PROBLEM DETAILS ▸ Could you write out every record below exactly, leaving the pictures out?

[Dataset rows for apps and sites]
____________________

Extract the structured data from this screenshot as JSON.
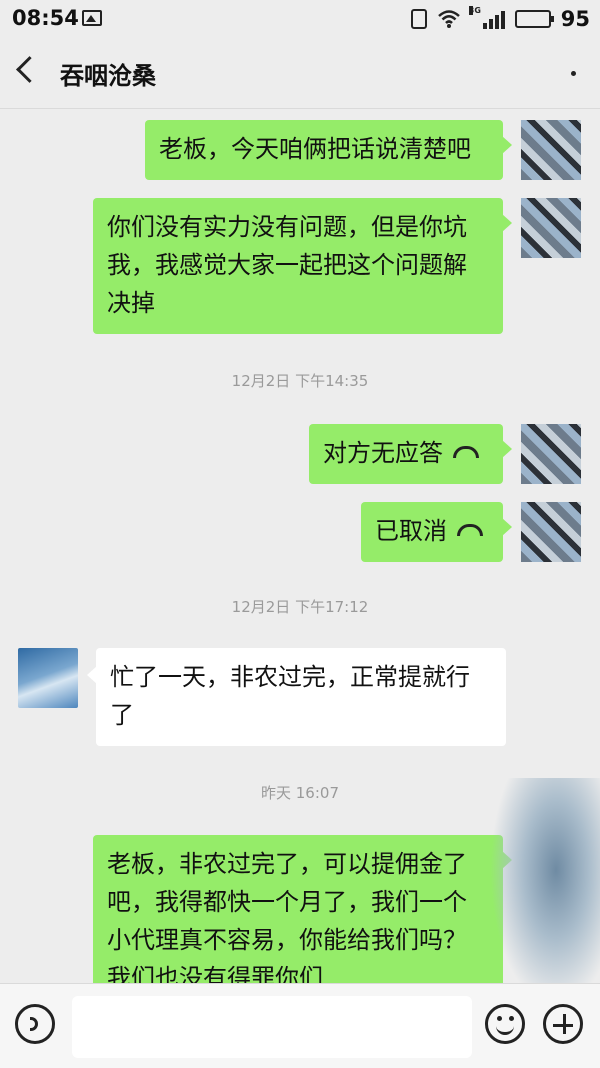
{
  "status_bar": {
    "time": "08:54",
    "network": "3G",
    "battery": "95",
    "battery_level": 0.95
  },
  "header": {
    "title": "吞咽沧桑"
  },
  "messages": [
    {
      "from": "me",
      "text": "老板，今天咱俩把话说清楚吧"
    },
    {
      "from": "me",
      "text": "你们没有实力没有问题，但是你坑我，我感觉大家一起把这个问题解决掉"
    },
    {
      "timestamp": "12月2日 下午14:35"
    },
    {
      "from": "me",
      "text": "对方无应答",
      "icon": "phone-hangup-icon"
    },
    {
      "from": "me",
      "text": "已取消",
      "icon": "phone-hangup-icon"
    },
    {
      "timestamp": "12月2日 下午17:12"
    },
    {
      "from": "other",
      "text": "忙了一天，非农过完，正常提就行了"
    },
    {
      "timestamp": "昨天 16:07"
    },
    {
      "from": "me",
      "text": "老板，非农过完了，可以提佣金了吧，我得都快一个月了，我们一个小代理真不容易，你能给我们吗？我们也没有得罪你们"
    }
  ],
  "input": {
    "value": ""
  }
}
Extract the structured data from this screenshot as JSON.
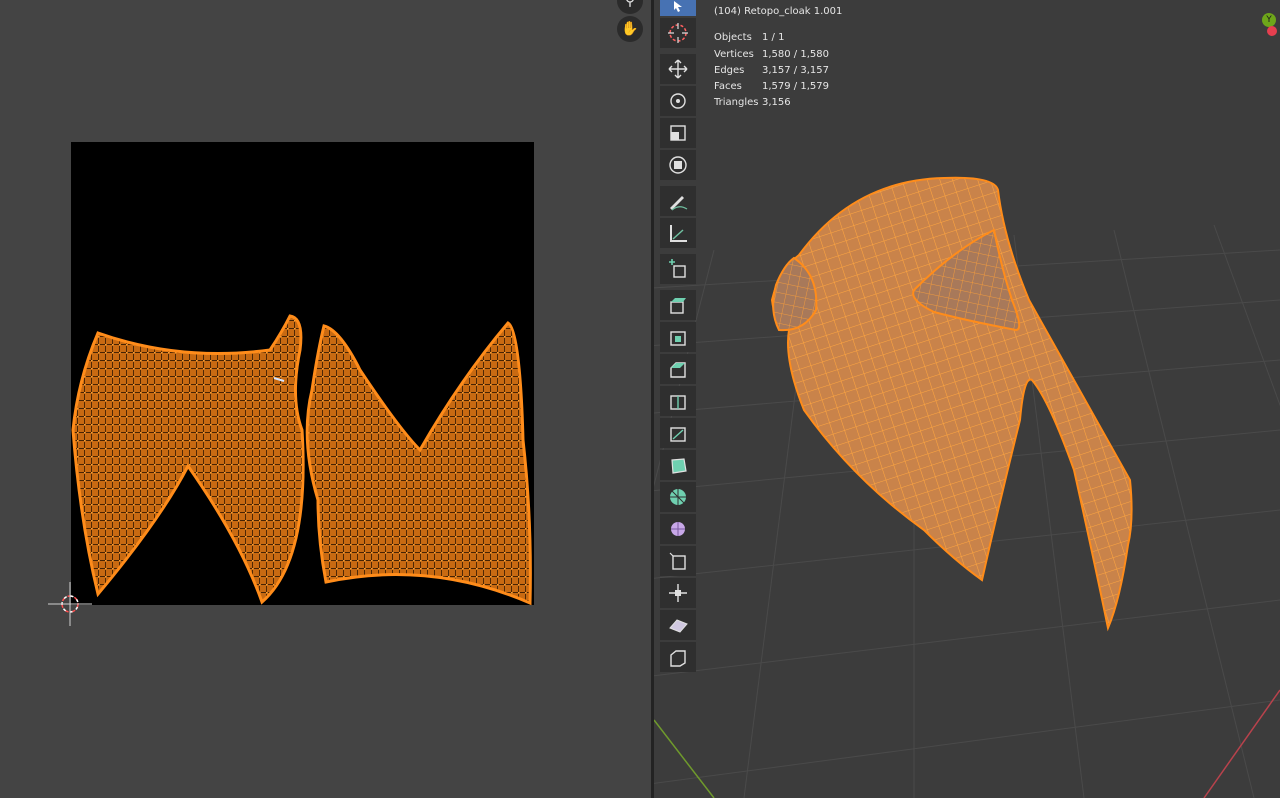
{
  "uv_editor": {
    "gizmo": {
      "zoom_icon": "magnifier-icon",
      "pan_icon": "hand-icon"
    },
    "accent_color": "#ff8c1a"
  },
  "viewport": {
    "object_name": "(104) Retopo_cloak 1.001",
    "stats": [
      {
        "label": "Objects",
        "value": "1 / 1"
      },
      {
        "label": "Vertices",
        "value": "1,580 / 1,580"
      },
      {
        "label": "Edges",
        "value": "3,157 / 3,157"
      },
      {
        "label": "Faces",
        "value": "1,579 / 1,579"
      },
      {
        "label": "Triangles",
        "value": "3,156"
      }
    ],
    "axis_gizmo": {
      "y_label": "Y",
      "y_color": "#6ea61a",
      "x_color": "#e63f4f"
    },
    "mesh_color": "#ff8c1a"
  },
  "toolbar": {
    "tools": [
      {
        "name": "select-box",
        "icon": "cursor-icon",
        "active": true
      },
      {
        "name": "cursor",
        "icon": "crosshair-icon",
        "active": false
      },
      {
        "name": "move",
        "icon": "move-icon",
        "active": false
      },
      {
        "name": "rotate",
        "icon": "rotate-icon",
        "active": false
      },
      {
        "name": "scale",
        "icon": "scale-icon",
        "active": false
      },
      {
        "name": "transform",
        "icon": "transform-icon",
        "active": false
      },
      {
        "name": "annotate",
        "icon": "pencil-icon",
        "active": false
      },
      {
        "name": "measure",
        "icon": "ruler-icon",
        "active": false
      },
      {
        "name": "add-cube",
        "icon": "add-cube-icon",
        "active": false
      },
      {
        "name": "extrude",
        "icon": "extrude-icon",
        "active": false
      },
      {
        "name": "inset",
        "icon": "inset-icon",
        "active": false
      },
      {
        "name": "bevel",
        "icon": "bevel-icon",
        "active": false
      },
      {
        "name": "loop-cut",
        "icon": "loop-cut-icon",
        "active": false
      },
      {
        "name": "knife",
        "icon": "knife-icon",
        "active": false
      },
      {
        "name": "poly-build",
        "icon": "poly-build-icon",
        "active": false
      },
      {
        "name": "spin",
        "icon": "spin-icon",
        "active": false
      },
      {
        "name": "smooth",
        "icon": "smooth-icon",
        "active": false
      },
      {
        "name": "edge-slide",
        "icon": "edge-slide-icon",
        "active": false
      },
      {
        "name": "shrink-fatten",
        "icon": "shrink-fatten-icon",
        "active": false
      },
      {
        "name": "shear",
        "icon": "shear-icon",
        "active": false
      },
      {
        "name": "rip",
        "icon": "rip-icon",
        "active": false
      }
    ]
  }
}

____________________

TASK ANSWER ▸
Extract the structured data from this screenshot as JSON.
{
  "status_bar": {
    "time": "08:54",
    "network": "3G",
    "battery": "95",
    "battery_level": 0.95
  },
  "header": {
    "title": "吞咽沧桑"
  },
  "messages": [
    {
      "from": "me",
      "text": "老板，今天咱俩把话说清楚吧"
    },
    {
      "from": "me",
      "text": "你们没有实力没有问题，但是你坑我，我感觉大家一起把这个问题解决掉"
    },
    {
      "timestamp": "12月2日 下午14:35"
    },
    {
      "from": "me",
      "text": "对方无应答",
      "icon": "phone-hangup-icon"
    },
    {
      "from": "me",
      "text": "已取消",
      "icon": "phone-hangup-icon"
    },
    {
      "timestamp": "12月2日 下午17:12"
    },
    {
      "from": "other",
      "text": "忙了一天，非农过完，正常提就行了"
    },
    {
      "timestamp": "昨天 16:07"
    },
    {
      "from": "me",
      "text": "老板，非农过完了，可以提佣金了吧，我得都快一个月了，我们一个小代理真不容易，你能给我们吗？我们也没有得罪你们"
    }
  ],
  "input": {
    "value": ""
  }
}
Extract the structured data from this screenshot as JSON.
{
  "uv_editor": {
    "gizmo": {
      "zoom_icon": "magnifier-icon",
      "pan_icon": "hand-icon"
    },
    "accent_color": "#ff8c1a"
  },
  "viewport": {
    "object_name": "(104) Retopo_cloak 1.001",
    "stats": [
      {
        "label": "Objects",
        "value": "1 / 1"
      },
      {
        "label": "Vertices",
        "value": "1,580 / 1,580"
      },
      {
        "label": "Edges",
        "value": "3,157 / 3,157"
      },
      {
        "label": "Faces",
        "value": "1,579 / 1,579"
      },
      {
        "label": "Triangles",
        "value": "3,156"
      }
    ],
    "axis_gizmo": {
      "y_label": "Y",
      "y_color": "#6ea61a",
      "x_color": "#e63f4f"
    },
    "mesh_color": "#ff8c1a"
  },
  "toolbar": {
    "tools": [
      {
        "name": "select-box",
        "icon": "cursor-icon",
        "active": true
      },
      {
        "name": "cursor",
        "icon": "crosshair-icon",
        "active": false
      },
      {
        "name": "move",
        "icon": "move-icon",
        "active": false
      },
      {
        "name": "rotate",
        "icon": "rotate-icon",
        "active": false
      },
      {
        "name": "scale",
        "icon": "scale-icon",
        "active": false
      },
      {
        "name": "transform",
        "icon": "transform-icon",
        "active": false
      },
      {
        "name": "annotate",
        "icon": "pencil-icon",
        "active": false
      },
      {
        "name": "measure",
        "icon": "ruler-icon",
        "active": false
      },
      {
        "name": "add-cube",
        "icon": "add-cube-icon",
        "active": false
      },
      {
        "name": "extrude",
        "icon": "extrude-icon",
        "active": false
      },
      {
        "name": "inset",
        "icon": "inset-icon",
        "active": false
      },
      {
        "name": "bevel",
        "icon": "bevel-icon",
        "active": false
      },
      {
        "name": "loop-cut",
        "icon": "loop-cut-icon",
        "active": false
      },
      {
        "name": "knife",
        "icon": "knife-icon",
        "active": false
      },
      {
        "name": "poly-build",
        "icon": "poly-build-icon",
        "active": false
      },
      {
        "name": "spin",
        "icon": "spin-icon",
        "active": false
      },
      {
        "name": "smooth",
        "icon": "smooth-icon",
        "active": false
      },
      {
        "name": "edge-slide",
        "icon": "edge-slide-icon",
        "active": false
      },
      {
        "name": "shrink-fatten",
        "icon": "shrink-fatten-icon",
        "active": false
      },
      {
        "name": "shear",
        "icon": "shear-icon",
        "active": false
      },
      {
        "name": "rip",
        "icon": "rip-icon",
        "active": false
      }
    ]
  }
}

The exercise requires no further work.